Which lines of the entries contain the string "바다에서"? Please find them and copy them.

Record extracts START

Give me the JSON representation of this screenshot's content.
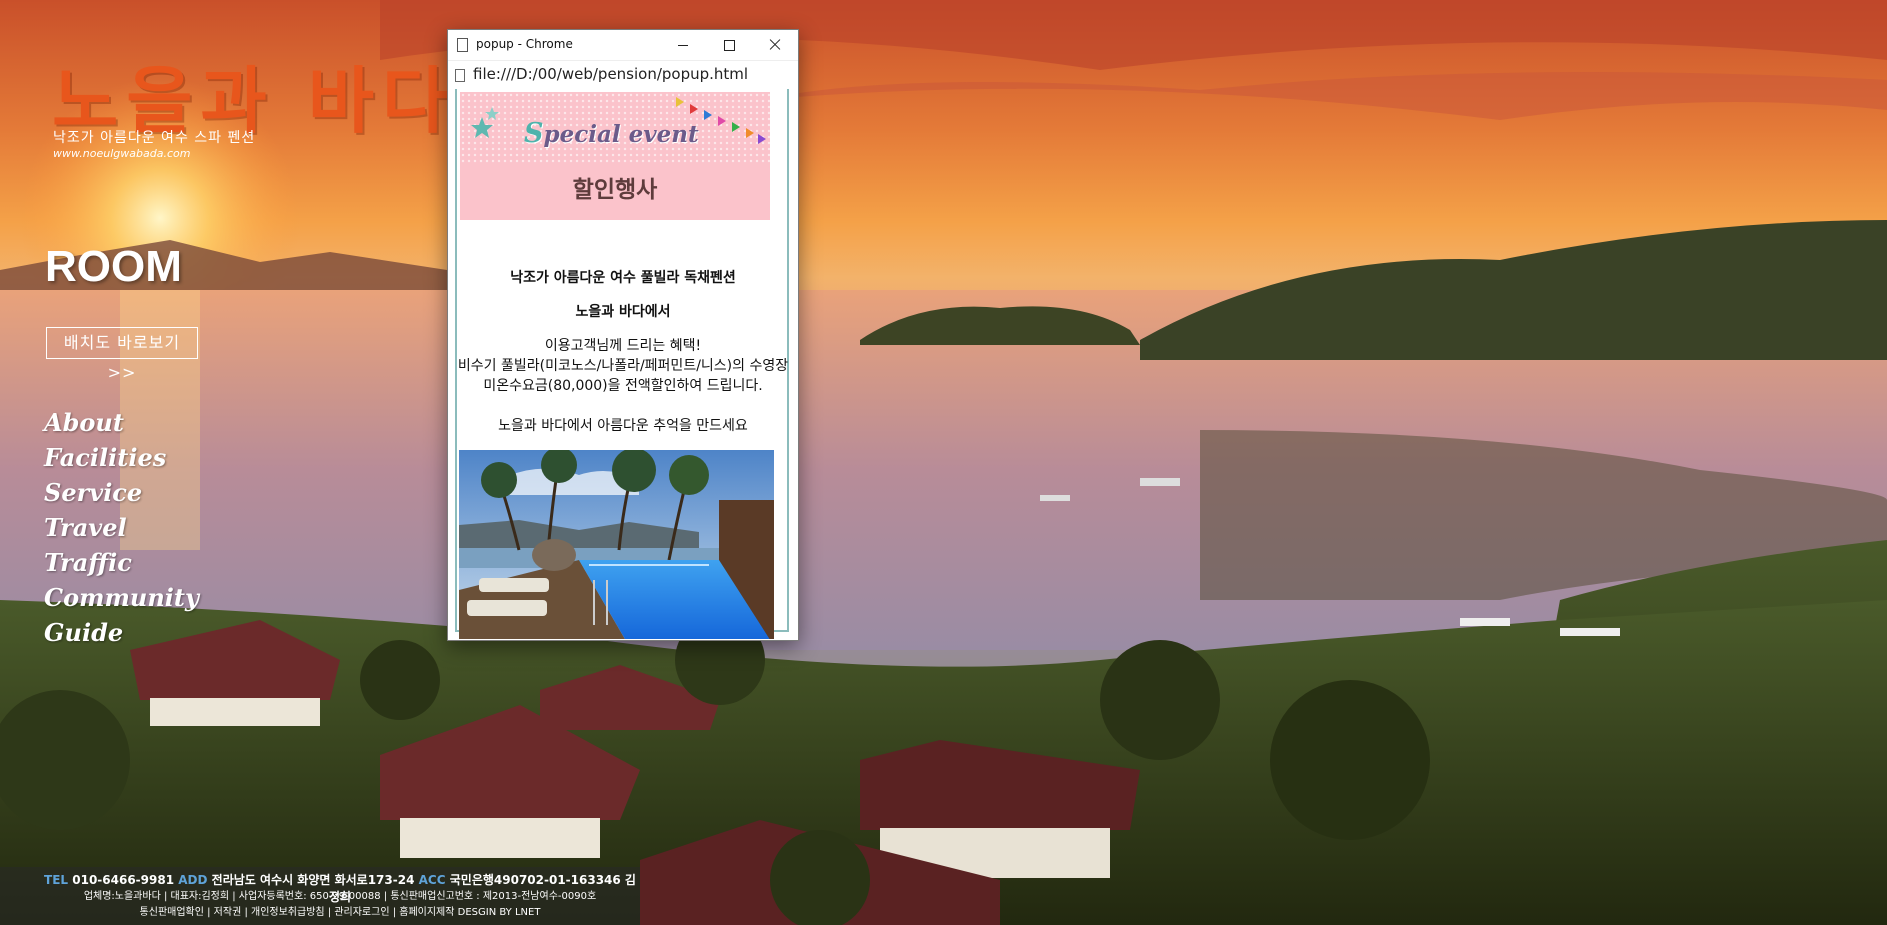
{
  "site": {
    "logo": "노을과 바다",
    "tagline": "낙조가 아름다운 여수 스파 펜션",
    "url": "www.noeulgwabada.com"
  },
  "page": {
    "title": "ROOM",
    "layout_link": "배치도 바로보기 >>"
  },
  "nav": {
    "items": [
      {
        "label": "About"
      },
      {
        "label": "Facilities"
      },
      {
        "label": "Service"
      },
      {
        "label": "Travel"
      },
      {
        "label": "Traffic"
      },
      {
        "label": "Community"
      },
      {
        "label": "Guide"
      }
    ]
  },
  "footer": {
    "tel_label": "TEL",
    "tel": "010-6466-9981",
    "add_label": "ADD",
    "address": "전라남도 여수시 화양면 화서로173-24",
    "acc_label": "ACC",
    "account": "국민은행490702-01-163346 김정희",
    "line2": "업체명:노을과바다 | 대표자:김정희 | 사업자등록번호: 650-29-00088 | 통신판매업신고번호 : 제2013-전남여수-0090호",
    "line3": "통신판매업확인 | 저작권 | 개인정보취급방침 | 관리자로그인 | 홈페이지제작 DESGIN BY LNET"
  },
  "popup": {
    "window_title": "popup - Chrome",
    "url": "file:///D:/00/web/pension/popup.html",
    "banner_special_first": "S",
    "banner_special_rest": "pecial event",
    "banner_title": "할인행사",
    "headline1": "낙조가 아름다운 여수 풀빌라 독채펜션",
    "headline2": "노을과 바다에서",
    "body_line1": "이용고객님께 드리는 혜택!",
    "body_line2": "비수기 풀빌라(미코노스/나폴라/페퍼민트/니스)의 수영장 미온수요금(80,000)을 전액할인하여 드립니다.",
    "body_line3": "노을과 바다에서 아름다운 추억을 만드세요"
  },
  "colors": {
    "logo": "#e8561c",
    "banner_bg": "#fbc3cb",
    "frame_border": "#8bbcbc",
    "footer_key": "#5fa3d9"
  }
}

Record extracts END

Result for this task ::
    "headline2": "노을과 바다에서",
    "body_line3": "노을과 바다에서 아름다운 추억을 만드세요"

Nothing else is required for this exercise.